In April 2008, during the Democratic primary season, Barack Obama criticized John McCain for seeming to favor economic policies of the Bush administration that McCain had once opposed. “Well, they may have stopped offending John McCain’s conscience somewhere along the road to the White House, but George Bush’s economic policies still offend my conscience, and they still offend yours,” Obama said.
The Bush tax cuts offended his conscience, and so did the Bush deficits. Well, they may have stopped offending Barack Obama’s conscience somewhere along the road to the White House, you might say, considering the fiscal cliff deal the Obama White House has agreed to. The reason conservatives enjoy pointing things like this out is not to play “gotcha” so much as to remind people why Obama was always so off-putting to non-liberals. To Obama, those who disagreed with him were cast as immoral. They weren’t simply political opponents of Obama’s; they were, to the current president, opponents of all that is good and righteous.

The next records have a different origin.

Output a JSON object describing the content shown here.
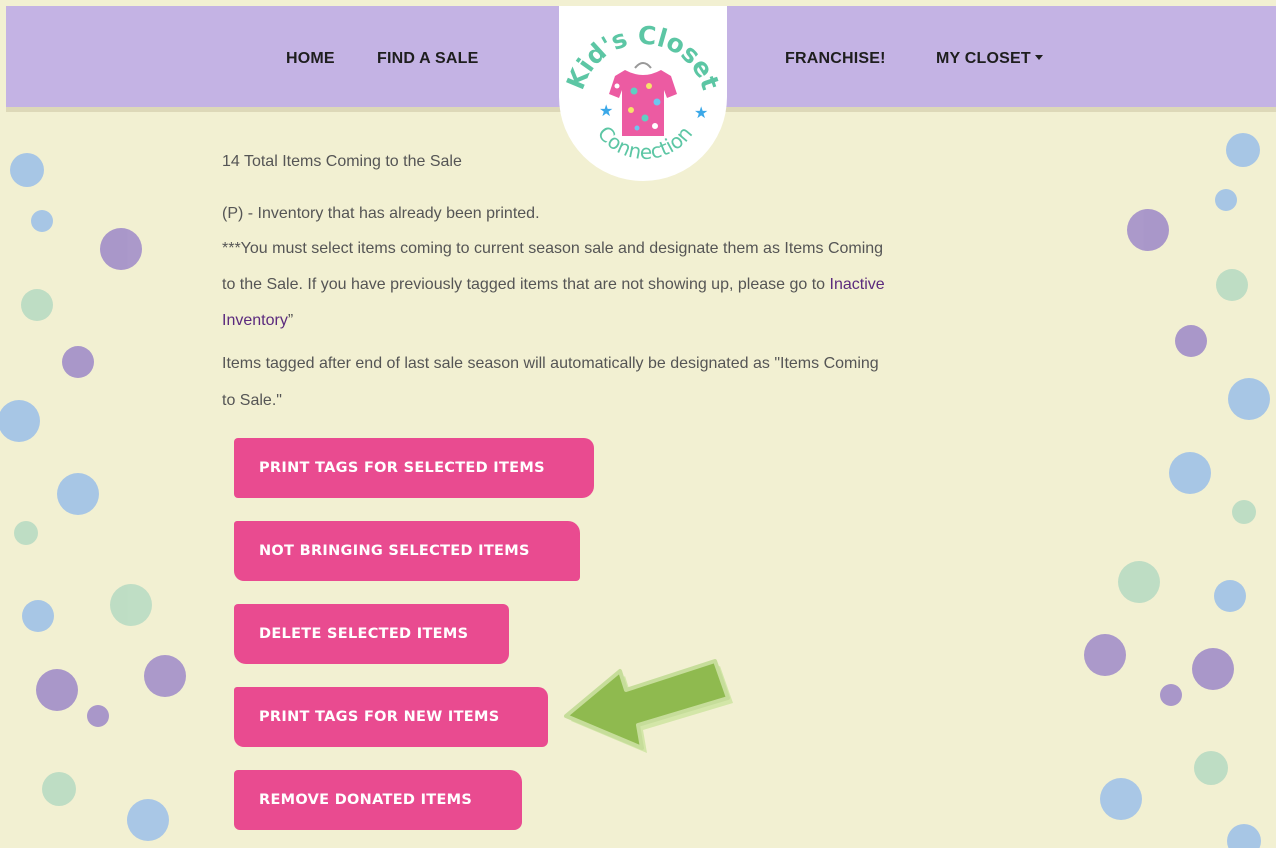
{
  "nav": {
    "left_links": [
      "HOME",
      "FIND A SALE"
    ],
    "right_links": [
      "FRANCHISE!",
      "MY CLOSET"
    ]
  },
  "logo": {
    "text_top": "Kid's Closet",
    "text_bottom": "Connection",
    "icon": "polka-dot-shirt-icon"
  },
  "content": {
    "total_items": "14 Total Items Coming to the Sale",
    "printed_note": "(P) - Inventory that has already been printed.",
    "instructions_line1": "***You must select items coming to current season sale and designate them as Items Coming",
    "instructions_line2": "to the Sale. If you have previously tagged items that are not showing up, please go to ",
    "inactive_link_word1": "Inactive",
    "inactive_link_word2": "Inventory",
    "instructions_end": "”",
    "auto_note_line1": "Items tagged after end of last sale season will automatically be designated as \"Items Coming",
    "auto_note_line2": "to Sale.\""
  },
  "buttons": {
    "print_selected": "PRINT TAGS FOR SELECTED ITEMS",
    "not_bringing": "NOT BRINGING SELECTED ITEMS",
    "delete_selected": "DELETE SELECTED ITEMS",
    "print_new": "PRINT TAGS FOR NEW ITEMS",
    "remove_donated": "REMOVE DONATED ITEMS"
  },
  "colors": {
    "nav_bg": "#c4b3e4",
    "page_bg": "#f2f0d2",
    "button_bg": "#e94b90",
    "link": "#5b2a7e",
    "arrow": "#8fba4f",
    "bubble_blue": "#a4c4e7",
    "bubble_purple": "#a693c9",
    "bubble_green": "#bcdcc4"
  }
}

Obama’s “fiscal cliff” deal to extend the Bush tax cuts comes, ironically, the same week he quietly signed an extension of the Foreign Intelligence Surveillance Act–another source of controversy during the Bush administration. Bush’s national security policies did not escape Obama’s moral judgment. In a 2007 speech, Obama said Bush “decided to take the low road” in its response to military threats: “We did not reaffirm our basic values, or secure our homeland. Instead, we got a color-coded politics of fear.”
The fight over FISA was a minor one in the grand scheme of things, but also a symbolic one. Obama staunchly opposed immunity to telecoms that had cooperated with the government–one Bush-era provision of the law. “I am proud to stand with Senator Dodd, Senator Feingold and a grassroots movement of Americans who are refusing to let President Bush put protections for special interests ahead of our security and our liberty. There is no reason why telephone companies should be given blanket immunity to cover violations of the rights of the American people,” Obama had said.
Pretty clear, right? That promise didn’t even make it through to the election.
Immediately upon taking office in 2009, Obama outlined exactly how he would take us from “the low road” to the “moral high ground,” and that included shuttering secret CIA prisons around the globe and ending long-term secret detentions. Upon signing that executive order, the moral preening was rewarded with applause. A new day had dawned. Yet as the Washington Post reported yesterday, Obama has relied on long-term secret detentions “without legal oversight” throughout his first term in office:
Defense attorneys and others familiar with the case, however, said the men were arrested in Djibouti, a close ally of Washington. The tiny African country hosts a major U.S. military base, Camp Lemonnier, that serves as a combat hub for drone flights and counterterrorism operations. Djibouti also has a decade-long history of cooperating with the United States on renditions….
The sequence described by the lawyers matches a pattern from other rendition cases in which U.S. intelligence agents have secretly interrogated suspects for months without legal oversight before handing over the prisoners to the FBI for prosecution.
Perhaps Obama just thinks the “moral high ground” is overrated. I’m willing to give him the benefit of the doubt and assume he has only the best interests of the country in mind, and that he is not the morally bankrupt, power-hungry, fear-mongering political opportunist he would accuse others of being if they were to follow his path.